Write out every entry exactly as given, but omit the pictures.

═════ Available data

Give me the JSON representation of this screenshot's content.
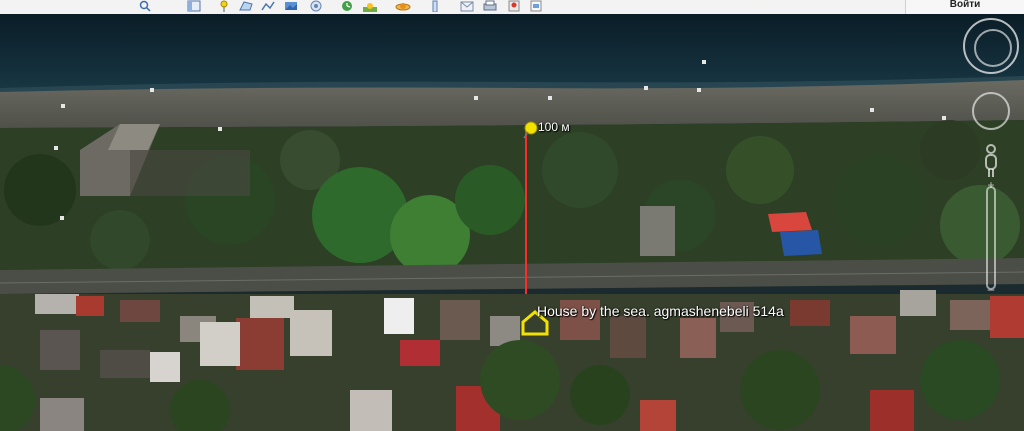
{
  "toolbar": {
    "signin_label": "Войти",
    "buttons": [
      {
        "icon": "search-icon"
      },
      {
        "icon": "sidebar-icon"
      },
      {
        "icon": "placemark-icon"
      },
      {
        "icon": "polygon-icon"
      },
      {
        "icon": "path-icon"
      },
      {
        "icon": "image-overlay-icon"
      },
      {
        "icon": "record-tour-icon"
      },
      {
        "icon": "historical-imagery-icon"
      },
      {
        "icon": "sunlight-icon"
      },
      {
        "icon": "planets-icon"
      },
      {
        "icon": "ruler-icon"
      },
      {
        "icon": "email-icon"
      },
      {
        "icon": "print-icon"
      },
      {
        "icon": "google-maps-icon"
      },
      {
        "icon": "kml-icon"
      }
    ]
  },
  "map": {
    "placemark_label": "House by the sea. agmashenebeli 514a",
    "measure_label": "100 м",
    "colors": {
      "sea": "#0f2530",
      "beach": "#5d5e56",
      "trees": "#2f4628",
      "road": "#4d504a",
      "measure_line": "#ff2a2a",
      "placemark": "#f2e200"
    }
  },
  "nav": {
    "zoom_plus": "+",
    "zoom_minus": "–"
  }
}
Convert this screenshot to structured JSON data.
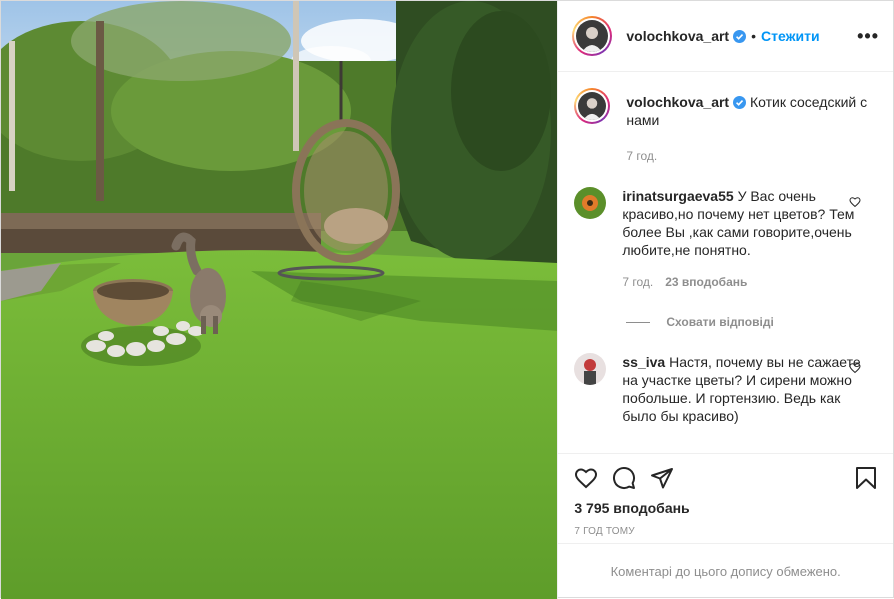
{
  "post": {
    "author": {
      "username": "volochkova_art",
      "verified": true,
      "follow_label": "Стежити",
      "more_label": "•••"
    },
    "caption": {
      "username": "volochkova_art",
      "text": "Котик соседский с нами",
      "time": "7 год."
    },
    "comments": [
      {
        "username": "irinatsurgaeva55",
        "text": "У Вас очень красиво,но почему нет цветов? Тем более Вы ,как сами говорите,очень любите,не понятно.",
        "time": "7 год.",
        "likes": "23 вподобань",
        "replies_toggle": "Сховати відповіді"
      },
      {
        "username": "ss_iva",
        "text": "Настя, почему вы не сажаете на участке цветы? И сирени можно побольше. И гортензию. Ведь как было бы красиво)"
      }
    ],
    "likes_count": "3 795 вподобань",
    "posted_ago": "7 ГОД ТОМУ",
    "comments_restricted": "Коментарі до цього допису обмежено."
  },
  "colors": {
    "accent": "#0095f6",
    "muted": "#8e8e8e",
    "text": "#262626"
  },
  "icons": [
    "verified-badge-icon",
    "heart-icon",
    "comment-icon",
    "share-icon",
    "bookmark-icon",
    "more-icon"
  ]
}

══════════

» **Completed task**:
Give me the JSON representation of this screenshot's content.
{
  "toolbar": {
    "signin_label": "Войти",
    "buttons": [
      {
        "icon": "search-icon"
      },
      {
        "icon": "sidebar-icon"
      },
      {
        "icon": "placemark-icon"
      },
      {
        "icon": "polygon-icon"
      },
      {
        "icon": "path-icon"
      },
      {
        "icon": "image-overlay-icon"
      },
      {
        "icon": "record-tour-icon"
      },
      {
        "icon": "historical-imagery-icon"
      },
      {
        "icon": "sunlight-icon"
      },
      {
        "icon": "planets-icon"
      },
      {
        "icon": "ruler-icon"
      },
      {
        "icon": "email-icon"
      },
      {
        "icon": "print-icon"
      },
      {
        "icon": "google-maps-icon"
      },
      {
        "icon": "kml-icon"
      }
    ]
  },
  "map": {
    "placemark_label": "House by the sea. agmashenebeli 514a",
    "measure_label": "100 м",
    "colors": {
      "sea": "#0f2530",
      "beach": "#5d5e56",
      "trees": "#2f4628",
      "road": "#4d504a",
      "measure_line": "#ff2a2a",
      "placemark": "#f2e200"
    }
  },
  "nav": {
    "zoom_plus": "+",
    "zoom_minus": "–"
  }
}
Convert this screenshot to structured JSON data.
{
  "post": {
    "author": {
      "username": "volochkova_art",
      "verified": true,
      "follow_label": "Стежити",
      "more_label": "•••"
    },
    "caption": {
      "username": "volochkova_art",
      "text": "Котик соседский с нами",
      "time": "7 год."
    },
    "comments": [
      {
        "username": "irinatsurgaeva55",
        "text": "У Вас очень красиво,но почему нет цветов? Тем более Вы ,как сами говорите,очень любите,не понятно.",
        "time": "7 год.",
        "likes": "23 вподобань",
        "replies_toggle": "Сховати відповіді"
      },
      {
        "username": "ss_iva",
        "text": "Настя, почему вы не сажаете на участке цветы? И сирени можно побольше. И гортензию. Ведь как было бы красиво)"
      }
    ],
    "likes_count": "3 795 вподобань",
    "posted_ago": "7 ГОД ТОМУ",
    "comments_restricted": "Коментарі до цього допису обмежено."
  },
  "colors": {
    "accent": "#0095f6",
    "muted": "#8e8e8e",
    "text": "#262626"
  },
  "icons": [
    "verified-badge-icon",
    "heart-icon",
    "comment-icon",
    "share-icon",
    "bookmark-icon",
    "more-icon"
  ]
}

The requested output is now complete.